TASK BRIEF:
Counting only lines that contain "Simulation", state the total found in the material below. Add nothing else.

DATA SUPPLIED:
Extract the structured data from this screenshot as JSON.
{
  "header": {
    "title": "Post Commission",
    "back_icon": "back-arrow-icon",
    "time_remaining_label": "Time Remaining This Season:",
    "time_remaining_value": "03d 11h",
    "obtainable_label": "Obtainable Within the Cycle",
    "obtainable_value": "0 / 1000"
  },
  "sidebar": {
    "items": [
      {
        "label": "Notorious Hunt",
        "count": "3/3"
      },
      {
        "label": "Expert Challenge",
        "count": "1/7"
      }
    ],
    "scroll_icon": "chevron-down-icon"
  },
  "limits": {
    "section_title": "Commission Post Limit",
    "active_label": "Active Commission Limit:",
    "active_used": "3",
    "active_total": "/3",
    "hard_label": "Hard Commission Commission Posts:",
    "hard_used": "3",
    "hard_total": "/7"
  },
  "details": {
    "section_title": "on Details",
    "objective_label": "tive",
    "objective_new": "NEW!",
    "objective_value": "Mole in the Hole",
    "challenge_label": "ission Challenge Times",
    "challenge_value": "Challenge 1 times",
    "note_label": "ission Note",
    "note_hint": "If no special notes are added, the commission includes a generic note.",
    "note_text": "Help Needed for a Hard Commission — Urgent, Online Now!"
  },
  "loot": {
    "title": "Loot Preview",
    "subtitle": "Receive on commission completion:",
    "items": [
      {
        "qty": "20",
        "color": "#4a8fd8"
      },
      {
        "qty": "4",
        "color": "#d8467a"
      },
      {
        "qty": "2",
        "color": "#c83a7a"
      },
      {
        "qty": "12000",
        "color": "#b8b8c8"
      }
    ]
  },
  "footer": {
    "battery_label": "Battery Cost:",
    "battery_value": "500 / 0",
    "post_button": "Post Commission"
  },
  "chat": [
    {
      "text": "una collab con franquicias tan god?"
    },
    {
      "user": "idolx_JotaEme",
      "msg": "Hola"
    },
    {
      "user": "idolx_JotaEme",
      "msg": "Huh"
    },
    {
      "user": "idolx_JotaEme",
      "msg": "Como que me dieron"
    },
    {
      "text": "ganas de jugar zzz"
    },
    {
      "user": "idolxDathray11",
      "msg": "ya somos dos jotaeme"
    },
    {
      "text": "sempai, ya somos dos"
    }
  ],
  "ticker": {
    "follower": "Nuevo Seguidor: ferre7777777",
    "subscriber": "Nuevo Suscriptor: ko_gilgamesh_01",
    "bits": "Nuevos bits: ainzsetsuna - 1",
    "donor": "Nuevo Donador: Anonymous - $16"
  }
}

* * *

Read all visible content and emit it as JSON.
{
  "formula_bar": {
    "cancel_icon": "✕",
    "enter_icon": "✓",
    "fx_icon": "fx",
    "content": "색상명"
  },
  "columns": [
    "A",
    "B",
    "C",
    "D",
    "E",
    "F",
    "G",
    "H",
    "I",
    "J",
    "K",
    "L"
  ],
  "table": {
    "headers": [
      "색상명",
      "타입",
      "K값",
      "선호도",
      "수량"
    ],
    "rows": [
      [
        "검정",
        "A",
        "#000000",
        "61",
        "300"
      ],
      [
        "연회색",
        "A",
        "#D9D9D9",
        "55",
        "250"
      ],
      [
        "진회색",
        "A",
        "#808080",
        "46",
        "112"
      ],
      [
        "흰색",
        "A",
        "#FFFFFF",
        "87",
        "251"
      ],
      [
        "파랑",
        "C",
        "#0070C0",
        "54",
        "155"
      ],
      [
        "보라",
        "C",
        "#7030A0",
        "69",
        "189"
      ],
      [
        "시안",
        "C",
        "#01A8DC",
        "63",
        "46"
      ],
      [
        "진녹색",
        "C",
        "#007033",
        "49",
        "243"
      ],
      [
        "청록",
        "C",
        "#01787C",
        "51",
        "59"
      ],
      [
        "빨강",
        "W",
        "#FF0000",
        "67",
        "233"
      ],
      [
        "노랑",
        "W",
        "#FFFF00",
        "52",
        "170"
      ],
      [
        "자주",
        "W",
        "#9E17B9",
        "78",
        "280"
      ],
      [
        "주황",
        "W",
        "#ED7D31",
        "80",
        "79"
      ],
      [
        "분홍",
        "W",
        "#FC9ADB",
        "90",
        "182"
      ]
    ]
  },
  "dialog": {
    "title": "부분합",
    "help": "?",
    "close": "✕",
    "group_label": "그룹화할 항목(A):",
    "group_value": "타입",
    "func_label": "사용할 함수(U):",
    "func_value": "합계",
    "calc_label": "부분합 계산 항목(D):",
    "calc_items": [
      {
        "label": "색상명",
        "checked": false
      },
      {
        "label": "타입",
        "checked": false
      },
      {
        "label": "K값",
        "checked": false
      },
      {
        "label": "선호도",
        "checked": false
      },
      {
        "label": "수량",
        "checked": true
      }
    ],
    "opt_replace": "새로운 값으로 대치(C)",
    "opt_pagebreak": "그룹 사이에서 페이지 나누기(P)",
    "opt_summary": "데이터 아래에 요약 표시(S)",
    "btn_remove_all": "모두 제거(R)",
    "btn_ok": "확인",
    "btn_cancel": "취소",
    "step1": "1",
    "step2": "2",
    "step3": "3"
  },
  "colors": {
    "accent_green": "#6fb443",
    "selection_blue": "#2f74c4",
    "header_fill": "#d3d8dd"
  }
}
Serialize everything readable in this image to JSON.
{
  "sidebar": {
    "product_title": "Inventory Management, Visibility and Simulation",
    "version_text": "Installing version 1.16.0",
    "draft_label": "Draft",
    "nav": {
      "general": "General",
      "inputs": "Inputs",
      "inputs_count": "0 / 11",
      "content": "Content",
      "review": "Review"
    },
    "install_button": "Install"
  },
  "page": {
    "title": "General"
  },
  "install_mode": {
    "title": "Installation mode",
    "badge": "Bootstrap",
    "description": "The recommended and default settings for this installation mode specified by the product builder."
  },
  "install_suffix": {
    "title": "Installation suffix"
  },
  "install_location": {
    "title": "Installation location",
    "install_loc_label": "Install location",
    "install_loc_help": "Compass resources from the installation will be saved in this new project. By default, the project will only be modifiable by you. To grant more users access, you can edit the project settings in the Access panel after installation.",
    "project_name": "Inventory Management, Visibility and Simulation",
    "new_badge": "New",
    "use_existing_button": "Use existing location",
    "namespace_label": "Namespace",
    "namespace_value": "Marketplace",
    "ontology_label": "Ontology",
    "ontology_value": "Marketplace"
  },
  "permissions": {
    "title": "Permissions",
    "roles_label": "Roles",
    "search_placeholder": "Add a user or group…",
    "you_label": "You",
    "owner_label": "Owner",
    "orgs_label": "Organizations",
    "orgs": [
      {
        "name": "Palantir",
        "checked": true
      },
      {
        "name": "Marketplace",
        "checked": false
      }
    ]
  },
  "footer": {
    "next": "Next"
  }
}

TASK OUTPUT:
2